Lawlessness begets lawlessness — and anyone who thinks unchecked street racing isn’t a serious threat should talk to the family of teenager Sierra Rubymae Ward-Micke, killed last summer downtown by a late-night speeder engaged in exactly this kind of activity. This has become a chronic scourge that justifies the appointment of a city commission to investigate what’s prompting it and recommend a coherent strategy to combat it.
Teens and young men burning rubber around the streets of American cities is nothing new. These testosterone-addled rebels without a cause have been around in one form or another almost as long as cars have.
But St. Louis experienced an uptick in the problem at the height of the pandemic last summer, possibly spurred by the lure of empty streets. Those who live downtown know that the resumption of something like normal life this summer hasn’t returned the streets to normal, necessitating weekend shutdowns of parts of Washington Avenue to confront the continuing flouting of traffic laws.
What happened Saturday night was yet another escalation, one that apparently wasn’t random. As the Post-Dispatch’s Rachel Rice reports, an estimated 400 to 500 cruising cars descended upon Midtown, Lafayette Square, Downtown West and elsewhere, speeding, spinning tires, snarling traffic and diverting police from dealing with more serious crimes. Police say the mayhem was coordinated ahead of time on social media — kind of a flash mob for engine-revving jerks.
The fact that police issued only about 20 court summonses and made just a few arrests is both frustrating and understandable. As disruptive and potentially dangerous as the event was on the whole, most of the individual participants were breaking minor laws, if at all. That’s part of what makes addressing it such a challenge.
Police intelligence should be effective enough at identifying and confronting these incidents in advance as they come together on social media. It could be useful to charge the organizers with mob action or other, more serious crimes. Stronger traffic laws and more strict enforcement (including a zero-tolerance approach to license-plate-permit violations) could act as yet another deterrent.

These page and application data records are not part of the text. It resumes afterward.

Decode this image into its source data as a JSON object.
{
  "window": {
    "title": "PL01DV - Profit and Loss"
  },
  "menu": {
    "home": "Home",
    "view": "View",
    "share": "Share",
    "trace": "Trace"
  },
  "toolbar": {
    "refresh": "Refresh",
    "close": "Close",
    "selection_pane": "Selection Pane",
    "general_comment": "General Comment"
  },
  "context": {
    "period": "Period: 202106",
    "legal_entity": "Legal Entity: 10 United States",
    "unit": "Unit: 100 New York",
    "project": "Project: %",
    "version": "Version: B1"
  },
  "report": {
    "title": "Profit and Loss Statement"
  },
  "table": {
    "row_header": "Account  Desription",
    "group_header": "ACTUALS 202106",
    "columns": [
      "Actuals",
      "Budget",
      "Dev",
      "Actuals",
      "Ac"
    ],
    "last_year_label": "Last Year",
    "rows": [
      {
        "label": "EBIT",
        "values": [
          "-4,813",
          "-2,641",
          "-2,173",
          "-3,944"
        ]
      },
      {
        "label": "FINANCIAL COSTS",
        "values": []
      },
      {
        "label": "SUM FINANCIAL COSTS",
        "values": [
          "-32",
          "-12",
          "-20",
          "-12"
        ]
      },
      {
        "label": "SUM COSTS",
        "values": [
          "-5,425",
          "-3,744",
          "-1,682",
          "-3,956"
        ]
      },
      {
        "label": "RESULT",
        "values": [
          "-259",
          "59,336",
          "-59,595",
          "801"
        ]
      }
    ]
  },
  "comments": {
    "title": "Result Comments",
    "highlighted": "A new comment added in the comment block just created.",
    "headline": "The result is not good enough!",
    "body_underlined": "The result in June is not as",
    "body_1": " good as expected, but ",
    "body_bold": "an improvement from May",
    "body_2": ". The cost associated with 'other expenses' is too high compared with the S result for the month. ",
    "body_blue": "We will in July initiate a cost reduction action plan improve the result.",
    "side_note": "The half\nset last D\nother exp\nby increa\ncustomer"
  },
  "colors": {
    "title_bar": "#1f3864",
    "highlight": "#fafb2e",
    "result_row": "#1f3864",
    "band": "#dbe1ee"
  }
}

These and other possibilities merit exploration by a stand-alone commission, perhaps made up of city and community leaders, academics, police, traffic experts and others appointed to dig into the phenomenon and come up with possible solutions. This isn’t St. Louis’ most pressing crime problem, but it’s giving city businesses and residents one more loud, screeching reason to want to leave.